Paul was selected to play for the U.S. men's ice hockey team in the 2010 Winter Olympics in Vancouver where he won a silver medal. He scored a goal and two assists over six games.

Upon completion of a disappointing 2012–13 season with the Avalanche, Paul accepted an invite the 2013 World Championship event in Finland/Sweden and was selected as Team U.S. Captain.

He led the largely unheralded U.S. team, in claiming their country's first medal at the Championships since 2004, with shootout victory over Finland for Bronze on May 19, 2013.

Paul finished the tournament in second place in individual scoring with 15 points in 10 games, resulting in selection to the World Championship All-Star Team.

Playing Style[]

Paul is a left-handed center and was one of the few NHL players known to use a wood stick since 2005, preferring it through his first four seasons in the NHL. However, he made the switch to a graphite stick to begin his 2010–11 NHL season.

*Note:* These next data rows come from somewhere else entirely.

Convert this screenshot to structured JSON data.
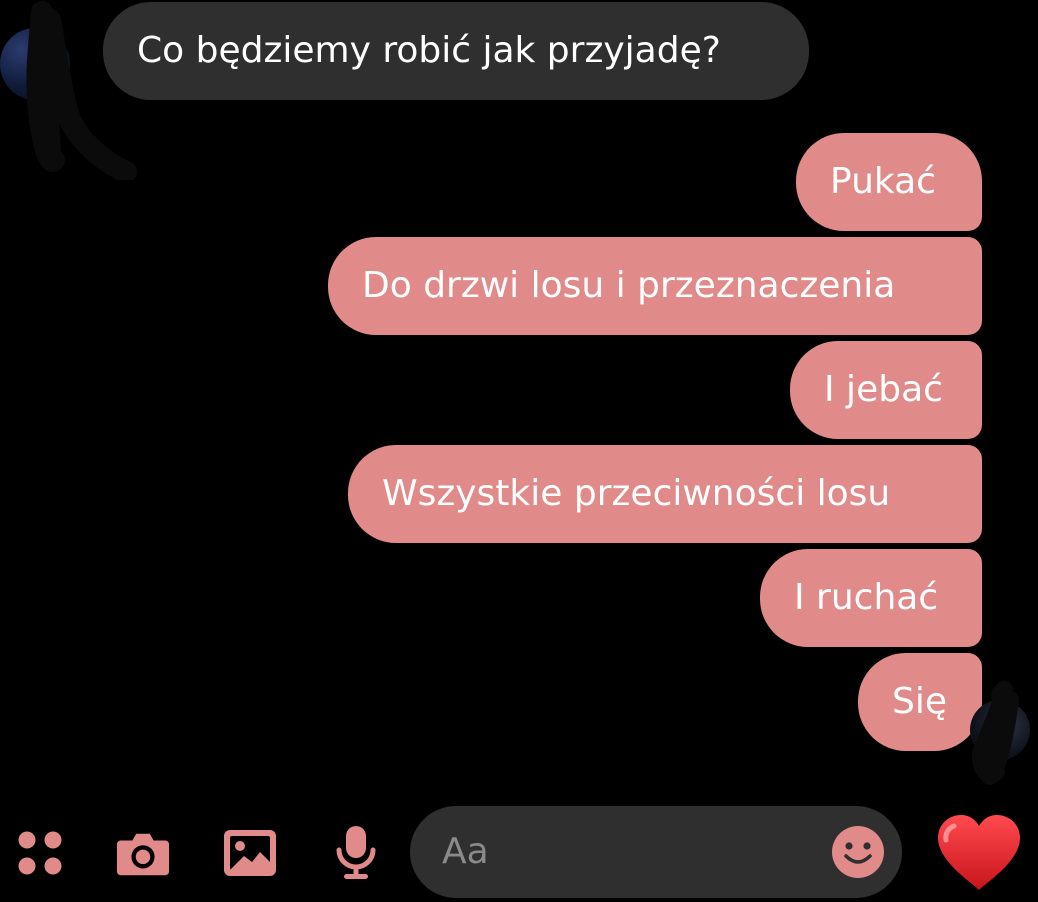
{
  "conversation": {
    "messages": [
      {
        "direction": "incoming",
        "text": "Co będziemy robić jak przyjadę?"
      },
      {
        "direction": "outgoing",
        "text": "Pukać"
      },
      {
        "direction": "outgoing",
        "text": "Do drzwi losu i przeznaczenia"
      },
      {
        "direction": "outgoing",
        "text": "I jebać"
      },
      {
        "direction": "outgoing",
        "text": "Wszystkie przeciwności losu"
      },
      {
        "direction": "outgoing",
        "text": "I ruchać"
      },
      {
        "direction": "outgoing",
        "text": "Się"
      }
    ]
  },
  "composer": {
    "placeholder": "Aa",
    "icons": {
      "menu": "apps-grid-icon",
      "camera": "camera-icon",
      "gallery": "image-icon",
      "mic": "microphone-icon",
      "emoji": "emoji-icon",
      "send": "heart-icon"
    }
  },
  "colors": {
    "background": "#000000",
    "incoming_bubble": "#2f2f2f",
    "outgoing_bubble": "#e08a89",
    "accent": "#e08a89",
    "heart": "#e8262c",
    "text": "#ffffff",
    "placeholder": "#8a8a8a"
  }
}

He considers himself a playmaker, a characteristic he says he inherited from his father.

Former Avalanche captain Joe Sakic (who played with Paul and Peter Stastny) sees similarities between the two, namely their strong skating and ability to see the game.

Former Avalanche coach Joel Quenneville (who faced Peter during his playing career) has said Paul plays in a similar way and complimented his hockey sense.

George Gwozdecky, Paul's coach at the University of Denver, has complimented his intelligence, ability to pass and see the ice. Although it has been said that Paul is a slow skater, Gwozdecky also feels he is a strong skater.

Terry Frei of ESPN has said that "... his game isn't flashy and eye-popping as much as it is heady, intuitive and efficient".


Award Year
WCHA All-Rookie Team 2005
WCHA Rookie of the Year 2005
All-NCAA All-Tournament Team 2005
NCAA Championship 2005
WCHA First All-Star Team 2005–06
AHCA West Second-Team All-American 2005–06
All-Rookie Team 2007
All-Star Game 2008*, 2011

Personal Life[]

Born in Canada to a mother with American citizenship, Paul (along with brother Yan) have dual Canadian/U.S. citizenship.He also has two sisters named Katarina and Kristina.

Paul has mentioned "religion, education and the importance of family" as important values in his upbringing and has spoken about his father's help in making him a better player.